- A good dropcloth
- hammer/pliers/screwdriver (to remove old hardware)
- power sander, or sandpaper (with both 180 and 320 grit)
- Brasso metal polish
- Mineral spirits (if you’re working with oil-based paint as I did)
- Fine Paints of Europe primer (tinted to the color you’ve selected)
- Fine Paints of Europe Hollandlac (or any paint of your choice, I just like the way Fine Paints of Europe works on furniture)
- Mineral spirits (if working with oil-based paint)
- A good quality brush (I like to use a 2 1/2″ brush, by Corona)
How to paint furniture like a boss

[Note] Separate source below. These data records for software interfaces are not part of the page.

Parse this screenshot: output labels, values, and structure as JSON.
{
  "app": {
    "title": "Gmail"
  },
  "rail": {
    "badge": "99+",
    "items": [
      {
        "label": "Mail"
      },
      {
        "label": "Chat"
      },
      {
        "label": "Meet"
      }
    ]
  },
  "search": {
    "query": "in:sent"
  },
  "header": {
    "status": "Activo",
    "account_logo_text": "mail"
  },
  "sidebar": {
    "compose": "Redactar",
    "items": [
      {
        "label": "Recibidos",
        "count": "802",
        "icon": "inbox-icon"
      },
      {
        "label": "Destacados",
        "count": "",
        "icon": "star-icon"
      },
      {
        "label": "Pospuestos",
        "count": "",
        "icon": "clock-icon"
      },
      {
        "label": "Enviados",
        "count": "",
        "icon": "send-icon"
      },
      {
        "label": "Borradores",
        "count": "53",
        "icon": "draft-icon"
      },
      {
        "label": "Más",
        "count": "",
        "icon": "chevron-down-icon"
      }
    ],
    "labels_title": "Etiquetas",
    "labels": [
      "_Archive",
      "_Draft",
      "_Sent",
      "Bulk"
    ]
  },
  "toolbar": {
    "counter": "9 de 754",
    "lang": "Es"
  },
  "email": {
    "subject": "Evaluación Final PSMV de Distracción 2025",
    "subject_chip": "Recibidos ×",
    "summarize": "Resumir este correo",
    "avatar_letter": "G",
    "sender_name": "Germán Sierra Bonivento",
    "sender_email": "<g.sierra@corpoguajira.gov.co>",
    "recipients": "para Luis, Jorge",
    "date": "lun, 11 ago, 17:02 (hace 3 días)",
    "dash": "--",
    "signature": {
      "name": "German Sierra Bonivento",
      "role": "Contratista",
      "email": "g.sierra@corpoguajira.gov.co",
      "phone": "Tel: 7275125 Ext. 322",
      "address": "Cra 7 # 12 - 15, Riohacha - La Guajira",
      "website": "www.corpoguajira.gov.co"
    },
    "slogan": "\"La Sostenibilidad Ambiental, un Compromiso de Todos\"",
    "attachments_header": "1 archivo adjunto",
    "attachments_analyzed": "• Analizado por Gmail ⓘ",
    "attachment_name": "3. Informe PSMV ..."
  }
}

- Prep your furniture by removing all hardware, drawers, feet (anything that can be removed). I use a Tupperware container to store all the hardware and then set it aside somewhere safe so I don’t lose any pieces. Most antique pieces of furniture have great quality (and super cool) hardware that can easily be restored with a little elbow grease, so it’s definitely worth your time to remove all hardware with care and keep it set aside somewhere safe. Clean all the surfaces well (including inside drawers)
- Then comes the fun part, sanding! I recently invested in a small power sander, which I love. You can find them at your local hardware store, they’re not expensive and make sanding much more efficient. I like to sand the entire surface (including the faces of all drawers) with 180 grit paper (remember the smaller the number, the rougher the paper. So you start with the lowest number and work up – I start with 180 grit and finish with 320)
- Next, you’ll want to clean the entire surface with either a damp cloth (if using latex paint) or damp cloth with a few drops of mineral spirits added to it (if using oil-based paint)
- Now you are FINALLY ready to paint (well, with the primer that is). I like to break all my painting projects up into sections. So for furniture, I start with the drawers, then move onto the front face, then the sides, and finally the top. You can use a roller for any of these sections, but I personally don’t like the texture rollers leave (even the ones with the smallest nap), so I use a 2 1/2″ brush.
- Paint the entire piece with one coat of primer. Then let everything dry for at least 24 hours before going back and resanding the entire piece of furniture using 320 grit paper. This time sanding by hand (do NOT use a power sander for this).
- Wipe all surfaces clean (either with water or mineral spirits) and then repeat the entire process using your selected paint.
- When you’re painting, be sure to work in long smooth strokes going side to side. And a little paint goes a long way. If your brush is too saturated, the paint will run, especially on things like the sides. So less is more.
- Most paint today works great with just one coat. But if you feel like you need a second coat, wait for the paint to dry at least 24 hours before resanding and repainting.
- While you are waiting for the paint you dry, you can work on your hardware. For this particular piece (and almost all that I’ve painted) I’ve had to use Brasso to polish the hardware. A few soft clean rags, a little elbow grease, and Brasso can make even the grimiest of hardware shine like new.
- Once all the surfaces are completely dry (I like to wait at least 48 hours), reapply all of your hardware, reinsert all drawers, attach all feet, etc. Wipe/buff the surfaces on last time and then stand back and admire all of your hard work!
And remember, have a little fun with this. It’s just paint! So don’t be afraid to have a little fun. Our homes are meant to be places we can explore, test things out and have a little fun along the way. So go grab that drop cloth, pick out your favorite color, roll up your sleeves and get after it.
From a girl who loves to wear lipstick, fancy dresses and hates to make a mess in her house – let me be the first to tell you that there is nothing more rewarding than walking by an awesome piece of furniture in your home and thinking; “yeah, I did that!”